> [Action item]:
A complete copy of the entries, exactly as written, is the expected result.
(Dataset entries Opens)
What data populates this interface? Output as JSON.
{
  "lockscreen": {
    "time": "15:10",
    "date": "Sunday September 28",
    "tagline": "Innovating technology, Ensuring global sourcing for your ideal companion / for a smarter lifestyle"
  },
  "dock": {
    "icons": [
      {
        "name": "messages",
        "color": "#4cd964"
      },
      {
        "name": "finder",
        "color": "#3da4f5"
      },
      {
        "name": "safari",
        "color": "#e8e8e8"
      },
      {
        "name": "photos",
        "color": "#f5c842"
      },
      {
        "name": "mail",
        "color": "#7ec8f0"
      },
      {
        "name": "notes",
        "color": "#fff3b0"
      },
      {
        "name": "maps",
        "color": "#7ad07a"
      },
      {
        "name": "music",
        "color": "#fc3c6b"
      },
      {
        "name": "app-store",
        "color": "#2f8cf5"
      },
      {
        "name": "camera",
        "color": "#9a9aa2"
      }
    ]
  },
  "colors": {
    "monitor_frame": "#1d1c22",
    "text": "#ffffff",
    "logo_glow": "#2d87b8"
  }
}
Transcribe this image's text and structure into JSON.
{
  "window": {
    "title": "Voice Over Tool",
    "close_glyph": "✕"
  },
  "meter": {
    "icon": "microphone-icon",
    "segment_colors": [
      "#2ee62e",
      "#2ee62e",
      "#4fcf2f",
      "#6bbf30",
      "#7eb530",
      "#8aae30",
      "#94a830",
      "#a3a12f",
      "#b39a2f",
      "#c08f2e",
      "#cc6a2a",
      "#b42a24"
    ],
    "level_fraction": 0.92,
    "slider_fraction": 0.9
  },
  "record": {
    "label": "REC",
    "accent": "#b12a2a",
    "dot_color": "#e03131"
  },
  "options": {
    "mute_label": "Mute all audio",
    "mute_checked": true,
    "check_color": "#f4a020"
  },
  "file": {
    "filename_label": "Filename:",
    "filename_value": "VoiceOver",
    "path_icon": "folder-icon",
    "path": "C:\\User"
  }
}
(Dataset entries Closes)
> [Result of the exercise]:
What data populates this interface? Output as JSON.
{
  "lockscreen": {
    "time": "15:10",
    "date": "Sunday September 28",
    "tagline": "Innovating technology, Ensuring global sourcing for your ideal companion / for a smarter lifestyle"
  },
  "dock": {
    "icons": [
      {
        "name": "messages",
        "color": "#4cd964"
      },
      {
        "name": "finder",
        "color": "#3da4f5"
      },
      {
        "name": "safari",
        "color": "#e8e8e8"
      },
      {
        "name": "photos",
        "color": "#f5c842"
      },
      {
        "name": "mail",
        "color": "#7ec8f0"
      },
      {
        "name": "notes",
        "color": "#fff3b0"
      },
      {
        "name": "maps",
        "color": "#7ad07a"
      },
      {
        "name": "music",
        "color": "#fc3c6b"
      },
      {
        "name": "app-store",
        "color": "#2f8cf5"
      },
      {
        "name": "camera",
        "color": "#9a9aa2"
      }
    ]
  },
  "colors": {
    "monitor_frame": "#1d1c22",
    "text": "#ffffff",
    "logo_glow": "#2d87b8"
  }
}
Transcribe this image's text and structure into JSON.
{
  "window": {
    "title": "Voice Over Tool",
    "close_glyph": "✕"
  },
  "meter": {
    "icon": "microphone-icon",
    "segment_colors": [
      "#2ee62e",
      "#2ee62e",
      "#4fcf2f",
      "#6bbf30",
      "#7eb530",
      "#8aae30",
      "#94a830",
      "#a3a12f",
      "#b39a2f",
      "#c08f2e",
      "#cc6a2a",
      "#b42a24"
    ],
    "level_fraction": 0.92,
    "slider_fraction": 0.9
  },
  "record": {
    "label": "REC",
    "accent": "#b12a2a",
    "dot_color": "#e03131"
  },
  "options": {
    "mute_label": "Mute all audio",
    "mute_checked": true,
    "check_color": "#f4a020"
  },
  "file": {
    "filename_label": "Filename:",
    "filename_value": "VoiceOver",
    "path_icon": "folder-icon",
    "path": "C:\\User"
  }
}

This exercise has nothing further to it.